Crisis situations on college campuses are becoming all too familiar in many areas, but if a crisis strikes Belmont, Campus Security has a plan.

Director of Campus Security Terry White said the Crisis Emergency Management Plan was created to communicate with students and faculty during an emergency.

White said the CEMP is used “anytime personal safety is concerned.” These instances might include a weather emergency, fires, wrecks and situations with a hostage or shooter.

CEMP differs depending on the circumstances; the action required by Campus Security depends on the crisis taking place. The basic outline of the plan is to respond to the situation/call, get proper assistance if necessary – Metro Police, for example – and notify Greg Pillon, director of the Office of Marketing and Communications, to send out a text message alert.

The CEMP has been employed in the past. It was used in 2008 during a “shooter” situation in the Thrailkill Hall parking garage. The situation turned out to be a false alarm involving two Belmont students, but Campus Security responded by calling Metro Police and sending out text alerts once enough information was confirmed. Belmont Security sent another text informing students and staff that the situation had been resolved.

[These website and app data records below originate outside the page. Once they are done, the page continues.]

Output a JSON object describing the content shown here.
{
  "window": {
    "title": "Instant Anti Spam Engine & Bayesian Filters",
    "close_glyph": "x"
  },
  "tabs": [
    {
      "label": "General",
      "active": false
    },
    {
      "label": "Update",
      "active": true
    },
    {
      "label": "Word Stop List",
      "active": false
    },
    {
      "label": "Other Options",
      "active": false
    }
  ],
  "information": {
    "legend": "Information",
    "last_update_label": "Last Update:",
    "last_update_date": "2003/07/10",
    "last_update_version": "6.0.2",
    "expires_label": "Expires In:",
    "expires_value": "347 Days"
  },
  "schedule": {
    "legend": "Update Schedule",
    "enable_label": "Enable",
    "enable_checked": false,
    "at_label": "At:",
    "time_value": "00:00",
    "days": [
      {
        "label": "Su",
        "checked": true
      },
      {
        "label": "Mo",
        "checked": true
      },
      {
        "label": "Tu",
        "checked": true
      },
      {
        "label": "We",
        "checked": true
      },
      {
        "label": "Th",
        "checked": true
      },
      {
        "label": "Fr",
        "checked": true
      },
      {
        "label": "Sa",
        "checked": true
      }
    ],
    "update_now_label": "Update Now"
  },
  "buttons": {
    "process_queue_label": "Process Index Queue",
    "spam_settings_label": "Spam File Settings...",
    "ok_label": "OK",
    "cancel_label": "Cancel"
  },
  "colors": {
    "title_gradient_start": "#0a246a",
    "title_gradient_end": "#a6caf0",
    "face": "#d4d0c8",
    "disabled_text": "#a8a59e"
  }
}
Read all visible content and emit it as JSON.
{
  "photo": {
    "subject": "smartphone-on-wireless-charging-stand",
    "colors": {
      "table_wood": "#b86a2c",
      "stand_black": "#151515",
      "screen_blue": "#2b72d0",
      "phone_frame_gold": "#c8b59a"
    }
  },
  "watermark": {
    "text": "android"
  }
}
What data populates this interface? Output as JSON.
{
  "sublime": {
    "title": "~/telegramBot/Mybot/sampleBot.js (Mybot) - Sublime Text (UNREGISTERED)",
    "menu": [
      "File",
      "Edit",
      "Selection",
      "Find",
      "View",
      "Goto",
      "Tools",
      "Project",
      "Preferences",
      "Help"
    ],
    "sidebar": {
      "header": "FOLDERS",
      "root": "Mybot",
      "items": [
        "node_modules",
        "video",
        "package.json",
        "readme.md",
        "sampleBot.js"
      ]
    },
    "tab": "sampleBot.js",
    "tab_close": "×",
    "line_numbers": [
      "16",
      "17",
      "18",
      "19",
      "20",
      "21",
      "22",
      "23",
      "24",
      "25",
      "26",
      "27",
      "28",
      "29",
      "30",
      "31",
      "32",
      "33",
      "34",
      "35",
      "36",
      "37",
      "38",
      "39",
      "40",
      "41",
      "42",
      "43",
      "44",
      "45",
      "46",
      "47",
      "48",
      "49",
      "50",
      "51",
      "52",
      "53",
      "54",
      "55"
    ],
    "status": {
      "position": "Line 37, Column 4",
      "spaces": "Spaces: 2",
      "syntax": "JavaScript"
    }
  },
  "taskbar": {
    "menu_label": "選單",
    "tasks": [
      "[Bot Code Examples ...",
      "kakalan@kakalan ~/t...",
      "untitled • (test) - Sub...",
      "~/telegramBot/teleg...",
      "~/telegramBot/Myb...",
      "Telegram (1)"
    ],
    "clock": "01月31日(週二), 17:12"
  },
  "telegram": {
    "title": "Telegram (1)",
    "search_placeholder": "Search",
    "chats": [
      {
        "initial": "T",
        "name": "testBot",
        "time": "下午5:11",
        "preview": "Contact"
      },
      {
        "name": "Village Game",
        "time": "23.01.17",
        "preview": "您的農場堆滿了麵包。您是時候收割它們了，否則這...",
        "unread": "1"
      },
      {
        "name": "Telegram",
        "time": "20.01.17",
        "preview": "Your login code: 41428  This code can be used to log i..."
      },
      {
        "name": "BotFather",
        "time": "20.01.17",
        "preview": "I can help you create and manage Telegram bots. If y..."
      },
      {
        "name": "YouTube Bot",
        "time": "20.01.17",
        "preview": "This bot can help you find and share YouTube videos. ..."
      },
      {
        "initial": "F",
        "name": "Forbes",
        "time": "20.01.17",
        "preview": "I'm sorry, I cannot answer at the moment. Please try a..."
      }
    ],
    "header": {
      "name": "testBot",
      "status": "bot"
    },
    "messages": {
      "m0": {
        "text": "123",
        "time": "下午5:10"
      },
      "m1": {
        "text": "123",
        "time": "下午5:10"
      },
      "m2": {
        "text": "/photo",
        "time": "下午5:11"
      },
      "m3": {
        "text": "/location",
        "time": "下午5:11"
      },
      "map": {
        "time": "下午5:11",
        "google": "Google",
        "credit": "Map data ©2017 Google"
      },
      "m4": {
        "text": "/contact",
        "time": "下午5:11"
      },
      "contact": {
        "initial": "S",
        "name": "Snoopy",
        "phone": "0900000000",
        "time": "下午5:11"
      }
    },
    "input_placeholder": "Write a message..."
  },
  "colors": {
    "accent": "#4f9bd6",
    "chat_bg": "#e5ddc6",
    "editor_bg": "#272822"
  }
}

Campus Security takes measures to ensure its officers are prepared to respond in crisis situations.

“There is monthly training, as well as ‘Tabletop Exercises’ where I give a scenario piece-by-piece,” White said. Belmont Security also participates in on-the-job training.

Campus Security works to help faculty and students protect themselves, as well. Last spring, faculty were invited to several film viewings of Shots Fired. This film discusses ways to protect oneself and one’s students if a Virginia Tech situation were to occur on the Belmont campus.

This film viewing was offered to students as convocation credit this fall. While no more viewings are scheduled, more may be planned for spring.

“The best training for students and staff is to see the film and remember ‘Get out, hide out, take out’,” White said. “It’s impossible to run drills because of the various factors that could occur.”

Staying informed during a crisis situation can be difficult because the issue is often resolved before accurate information can be sent out. Students should remember the text alert system is designed to disseminate quick information, not a lengthy report. “We have to get the most important information in 116 characters,” White said about the text system.

White said students must also take steps to ensure their own safety. “There’s no way I can guarantee your safety; each individual must [protect] themselves.”